This post is the tenth in our England 2015 series.
“One day some soldiers were digging near Rosetta when they found a stone, something like a tombstone with three kinds of writing on it….This stone is called the Rosetta Stone. It is now in the great British Museum in London and is very famous, because from it we were able to learn so much history that we otherwise would not have known.” — V.M. Hillyer, A Child’s History of the World Continue reading “The Four Things: Focusing at the British Museum”
This post is the ninth in our England 2015 series.
In our trip-planning, Jon and I had discussed our philosophy of travel, specifically what efforts must be made to guard against the overextension of our children. “We’re here to have fun,” we said. “We won’t be able to cram everything in, and we want to have some blank space in our days for spontaneous moments.” This developed into a clear policy: No more than two major activities each day. This guideline allowed us to tackle some delightful adventures as well as protect time for spontaneous experiences and frivolous excursions — including impromptu stops at a variety of playgrounds.

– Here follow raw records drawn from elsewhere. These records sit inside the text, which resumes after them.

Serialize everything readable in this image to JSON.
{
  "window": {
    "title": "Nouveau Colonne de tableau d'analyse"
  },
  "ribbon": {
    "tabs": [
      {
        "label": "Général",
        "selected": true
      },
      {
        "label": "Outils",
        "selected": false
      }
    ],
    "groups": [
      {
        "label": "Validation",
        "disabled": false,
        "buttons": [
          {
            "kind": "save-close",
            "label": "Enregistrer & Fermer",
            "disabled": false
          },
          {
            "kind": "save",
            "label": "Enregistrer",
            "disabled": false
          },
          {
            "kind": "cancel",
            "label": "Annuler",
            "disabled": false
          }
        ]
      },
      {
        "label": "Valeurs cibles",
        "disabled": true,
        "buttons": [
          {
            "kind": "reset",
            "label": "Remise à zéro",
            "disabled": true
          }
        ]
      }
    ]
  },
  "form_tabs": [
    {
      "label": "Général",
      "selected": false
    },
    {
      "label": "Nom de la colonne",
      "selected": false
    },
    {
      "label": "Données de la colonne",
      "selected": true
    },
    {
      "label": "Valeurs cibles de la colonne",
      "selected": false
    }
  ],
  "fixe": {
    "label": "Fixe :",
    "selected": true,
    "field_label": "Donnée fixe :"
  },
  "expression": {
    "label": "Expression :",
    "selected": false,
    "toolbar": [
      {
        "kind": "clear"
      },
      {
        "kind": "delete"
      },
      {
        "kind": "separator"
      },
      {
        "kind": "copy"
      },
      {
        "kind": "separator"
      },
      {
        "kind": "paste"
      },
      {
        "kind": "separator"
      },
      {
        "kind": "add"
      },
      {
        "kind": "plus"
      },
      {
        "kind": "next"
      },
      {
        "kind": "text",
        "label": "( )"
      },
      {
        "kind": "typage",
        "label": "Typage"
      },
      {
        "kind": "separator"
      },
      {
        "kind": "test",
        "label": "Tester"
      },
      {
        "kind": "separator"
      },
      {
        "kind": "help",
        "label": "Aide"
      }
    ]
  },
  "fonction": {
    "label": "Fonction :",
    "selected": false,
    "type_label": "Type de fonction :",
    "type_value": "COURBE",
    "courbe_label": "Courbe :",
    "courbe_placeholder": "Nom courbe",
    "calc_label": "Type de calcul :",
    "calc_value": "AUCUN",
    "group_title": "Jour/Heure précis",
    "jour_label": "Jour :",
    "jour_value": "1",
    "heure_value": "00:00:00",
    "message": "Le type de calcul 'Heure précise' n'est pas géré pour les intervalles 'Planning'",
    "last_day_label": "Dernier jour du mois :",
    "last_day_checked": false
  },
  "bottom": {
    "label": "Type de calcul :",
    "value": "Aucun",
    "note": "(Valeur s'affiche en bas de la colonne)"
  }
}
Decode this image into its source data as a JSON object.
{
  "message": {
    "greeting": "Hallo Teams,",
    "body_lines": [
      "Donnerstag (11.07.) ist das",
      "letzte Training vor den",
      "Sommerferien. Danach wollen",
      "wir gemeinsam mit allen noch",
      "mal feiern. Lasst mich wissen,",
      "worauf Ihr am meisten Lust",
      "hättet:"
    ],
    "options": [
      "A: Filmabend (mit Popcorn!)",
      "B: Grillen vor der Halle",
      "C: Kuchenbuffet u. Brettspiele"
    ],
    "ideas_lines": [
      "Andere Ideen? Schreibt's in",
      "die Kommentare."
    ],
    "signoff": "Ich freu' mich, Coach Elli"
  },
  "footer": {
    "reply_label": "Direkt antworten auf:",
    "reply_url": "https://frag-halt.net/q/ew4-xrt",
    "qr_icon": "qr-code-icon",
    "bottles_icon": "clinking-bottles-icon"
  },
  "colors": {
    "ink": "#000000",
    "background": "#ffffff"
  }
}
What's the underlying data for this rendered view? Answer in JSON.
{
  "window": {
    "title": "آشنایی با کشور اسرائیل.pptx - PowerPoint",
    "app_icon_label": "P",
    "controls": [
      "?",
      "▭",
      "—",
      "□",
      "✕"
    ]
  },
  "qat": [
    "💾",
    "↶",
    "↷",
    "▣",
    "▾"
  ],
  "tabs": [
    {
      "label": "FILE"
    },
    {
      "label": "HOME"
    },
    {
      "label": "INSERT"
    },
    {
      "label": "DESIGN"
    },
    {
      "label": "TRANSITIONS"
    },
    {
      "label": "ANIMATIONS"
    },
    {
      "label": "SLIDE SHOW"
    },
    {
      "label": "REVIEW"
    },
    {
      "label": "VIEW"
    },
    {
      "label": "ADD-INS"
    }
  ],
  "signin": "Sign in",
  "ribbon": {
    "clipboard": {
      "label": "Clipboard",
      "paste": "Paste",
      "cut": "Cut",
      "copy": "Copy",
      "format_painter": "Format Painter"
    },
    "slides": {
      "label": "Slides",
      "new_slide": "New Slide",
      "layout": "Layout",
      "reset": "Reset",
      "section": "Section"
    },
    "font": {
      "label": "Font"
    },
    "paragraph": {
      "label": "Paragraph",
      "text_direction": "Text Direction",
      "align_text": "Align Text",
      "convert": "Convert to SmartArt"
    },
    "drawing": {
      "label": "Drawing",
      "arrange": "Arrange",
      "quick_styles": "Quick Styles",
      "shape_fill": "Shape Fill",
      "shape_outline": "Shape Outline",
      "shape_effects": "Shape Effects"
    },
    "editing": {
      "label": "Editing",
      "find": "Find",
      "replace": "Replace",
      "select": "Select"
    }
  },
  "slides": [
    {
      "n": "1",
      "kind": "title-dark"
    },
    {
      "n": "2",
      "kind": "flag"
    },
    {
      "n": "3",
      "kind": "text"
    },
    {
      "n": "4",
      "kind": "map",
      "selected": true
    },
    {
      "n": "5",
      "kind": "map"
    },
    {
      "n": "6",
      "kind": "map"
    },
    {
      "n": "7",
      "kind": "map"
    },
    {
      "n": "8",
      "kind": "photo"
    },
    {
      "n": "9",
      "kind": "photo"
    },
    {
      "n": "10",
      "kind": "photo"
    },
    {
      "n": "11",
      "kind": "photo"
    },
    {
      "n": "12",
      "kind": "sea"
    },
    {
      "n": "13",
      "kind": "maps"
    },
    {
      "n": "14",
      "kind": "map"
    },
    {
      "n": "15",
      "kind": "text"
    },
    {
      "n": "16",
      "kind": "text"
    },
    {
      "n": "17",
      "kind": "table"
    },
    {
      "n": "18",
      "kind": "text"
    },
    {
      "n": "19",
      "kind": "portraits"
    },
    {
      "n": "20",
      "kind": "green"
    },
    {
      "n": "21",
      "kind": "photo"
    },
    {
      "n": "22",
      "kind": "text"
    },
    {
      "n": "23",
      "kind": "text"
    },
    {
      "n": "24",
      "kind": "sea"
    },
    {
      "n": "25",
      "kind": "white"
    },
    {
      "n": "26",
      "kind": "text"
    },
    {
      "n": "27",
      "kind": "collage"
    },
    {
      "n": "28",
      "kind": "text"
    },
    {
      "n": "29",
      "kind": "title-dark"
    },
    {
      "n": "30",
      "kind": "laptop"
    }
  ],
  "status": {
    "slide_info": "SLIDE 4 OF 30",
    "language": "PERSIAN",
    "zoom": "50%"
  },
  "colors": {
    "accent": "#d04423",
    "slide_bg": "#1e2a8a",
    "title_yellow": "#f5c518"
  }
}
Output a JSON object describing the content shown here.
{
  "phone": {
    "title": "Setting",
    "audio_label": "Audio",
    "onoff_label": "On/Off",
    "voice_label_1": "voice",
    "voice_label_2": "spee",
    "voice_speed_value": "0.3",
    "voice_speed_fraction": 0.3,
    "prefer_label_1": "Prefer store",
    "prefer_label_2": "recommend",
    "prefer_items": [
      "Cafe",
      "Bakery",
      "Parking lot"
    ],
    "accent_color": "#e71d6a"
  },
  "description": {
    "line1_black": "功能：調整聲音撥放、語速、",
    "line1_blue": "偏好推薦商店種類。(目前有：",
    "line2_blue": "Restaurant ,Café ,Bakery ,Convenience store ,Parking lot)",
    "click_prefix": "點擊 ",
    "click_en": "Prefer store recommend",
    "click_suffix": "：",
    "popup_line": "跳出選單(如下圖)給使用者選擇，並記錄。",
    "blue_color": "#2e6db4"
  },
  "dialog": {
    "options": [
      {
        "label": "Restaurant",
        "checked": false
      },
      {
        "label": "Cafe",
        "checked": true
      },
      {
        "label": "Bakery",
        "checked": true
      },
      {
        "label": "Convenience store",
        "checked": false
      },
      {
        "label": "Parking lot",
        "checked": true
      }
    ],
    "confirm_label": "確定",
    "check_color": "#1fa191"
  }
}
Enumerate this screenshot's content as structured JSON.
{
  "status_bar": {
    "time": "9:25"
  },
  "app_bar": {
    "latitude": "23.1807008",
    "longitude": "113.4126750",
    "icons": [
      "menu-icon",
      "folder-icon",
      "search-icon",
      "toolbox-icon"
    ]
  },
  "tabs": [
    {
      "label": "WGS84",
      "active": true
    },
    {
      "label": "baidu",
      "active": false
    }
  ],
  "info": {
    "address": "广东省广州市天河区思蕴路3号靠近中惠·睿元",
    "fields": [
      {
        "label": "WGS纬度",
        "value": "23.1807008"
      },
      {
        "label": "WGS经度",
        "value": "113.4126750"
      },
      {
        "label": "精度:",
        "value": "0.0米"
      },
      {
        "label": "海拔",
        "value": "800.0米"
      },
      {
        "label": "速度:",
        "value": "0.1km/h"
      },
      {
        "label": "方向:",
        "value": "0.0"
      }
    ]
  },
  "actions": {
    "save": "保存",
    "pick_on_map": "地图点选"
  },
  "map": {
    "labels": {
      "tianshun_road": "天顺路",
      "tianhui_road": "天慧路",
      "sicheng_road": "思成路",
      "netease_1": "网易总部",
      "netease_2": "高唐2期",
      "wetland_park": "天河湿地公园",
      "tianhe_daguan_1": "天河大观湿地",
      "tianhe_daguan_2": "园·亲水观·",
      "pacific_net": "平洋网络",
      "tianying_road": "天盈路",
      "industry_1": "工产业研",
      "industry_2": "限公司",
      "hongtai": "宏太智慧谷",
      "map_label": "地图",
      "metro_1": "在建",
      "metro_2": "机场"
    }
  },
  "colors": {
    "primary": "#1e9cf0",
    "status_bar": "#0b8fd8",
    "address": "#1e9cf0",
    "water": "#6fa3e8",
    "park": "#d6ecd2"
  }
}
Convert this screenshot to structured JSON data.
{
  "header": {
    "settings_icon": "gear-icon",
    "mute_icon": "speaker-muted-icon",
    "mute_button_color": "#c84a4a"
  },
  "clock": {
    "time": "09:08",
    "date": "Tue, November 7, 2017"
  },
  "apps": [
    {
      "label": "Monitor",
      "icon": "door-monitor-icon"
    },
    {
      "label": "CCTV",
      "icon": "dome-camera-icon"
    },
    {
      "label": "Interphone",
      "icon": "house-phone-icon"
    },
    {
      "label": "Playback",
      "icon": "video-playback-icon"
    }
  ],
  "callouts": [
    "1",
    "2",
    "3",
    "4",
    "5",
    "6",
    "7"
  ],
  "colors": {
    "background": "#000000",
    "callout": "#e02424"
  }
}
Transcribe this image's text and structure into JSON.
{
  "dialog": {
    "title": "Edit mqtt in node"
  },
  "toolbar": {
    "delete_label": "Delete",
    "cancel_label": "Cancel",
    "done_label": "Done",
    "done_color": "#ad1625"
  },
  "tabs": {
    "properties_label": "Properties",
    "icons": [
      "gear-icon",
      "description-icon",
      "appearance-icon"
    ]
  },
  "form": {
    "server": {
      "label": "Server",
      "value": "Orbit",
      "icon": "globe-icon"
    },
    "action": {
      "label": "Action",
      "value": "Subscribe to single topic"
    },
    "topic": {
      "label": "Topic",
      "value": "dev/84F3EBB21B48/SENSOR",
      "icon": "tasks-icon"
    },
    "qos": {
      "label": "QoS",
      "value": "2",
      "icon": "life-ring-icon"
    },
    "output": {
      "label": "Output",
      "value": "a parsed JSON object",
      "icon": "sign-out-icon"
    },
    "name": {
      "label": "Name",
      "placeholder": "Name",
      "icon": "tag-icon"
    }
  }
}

Continue reading “Touring the Playgrounds: Frolicking our way through England’s jungle gyms”
This post is the eighth in our England 2015 series.
As we readied our minds for the trip, I became excited about studying English history with the girls — until I was blindsided by the quantity of bloodshed and decapitation in the available narratives. Continue reading “It’s Just a Flesh Wound: Diving into England’s bloody history”
This post is the seventh in our England 2015 series.
As soon as we had secured our plane tickets, our first task was to contact our dear friend and host Teresa, a spunky, energetic 86-year-old Englishwoman. She and the Boyd family have been friends for decades, and she has been urging us to bring our family to visit for years. Continue reading “How to Talk English: Learning to embrace Britishisms”
This post is the sixth in our England 2015 series.
The hardest thing about traveling for our seven-year-old daughter Rosie wasn’t the unfamiliar food or the jet lag or the miles of walking we did every day. It was missing our cats. Continue reading “Homesick for Cats: Missing Franny and Pepper all over England”
This post is the fifth in our England 2015 series.
On our second day in London, we decided to take a trip on the London Eye. This giant ferris wheel opened in 2000 and consists of 32 large glass-enclosed capsules that hold up to 25 people each. The view is incredible, and the girls had been drawing pictures of it practically since the moment we announced our plans for the trip. Continue reading “Perfecting Fun in Quiet Desperation: A lesson from the London Eye”
This post is the fourth in our England 2015 series.
Our arrival day was exhilarating, but exhausting. After sleeping minimally on the plane, we landed at 8:30 am England-time with the intent that we would power through until bedtime in order to beat jet lag. Continue reading “The Champion: Our favorite burger for the travel-weary”
This post is the third in our England 2015 series.
The week of departure was chaos. Pack the bags. Shop for airplane snacks. Clean the house. Finish up work projects. Pack up the cats and bring them to our friends’ house. Back up the computers. As I tied up loose ends at work and at home, staying up into the wee hours of the night, Jon voiced his concern that my stressful aura would spill over into our precious trip. Continue reading “Departure: The journey from crazy to calm”
This post is the second in our England 2015 series.
About four months before our trip — on January 5, to be precise — we bought our plane tickets. “Hooray!” we rejoiced. “It’s really happening!” And I immediately became preoccupied with the questions of what to pack. Continue reading “Obsessing over Shoes: Gaining self-knowledge through packing”
“A pleasure is full-grown only when it is remembered.” — C.S. Lewis, Out of the Silent Planet
In May 2015 — one year ago this month — our family of four took a two-week trip to England, during which I gathered up an assortment of notes, photos, and memories. Continue reading “Learning to Crave Tea: Cultivating our appetites for England”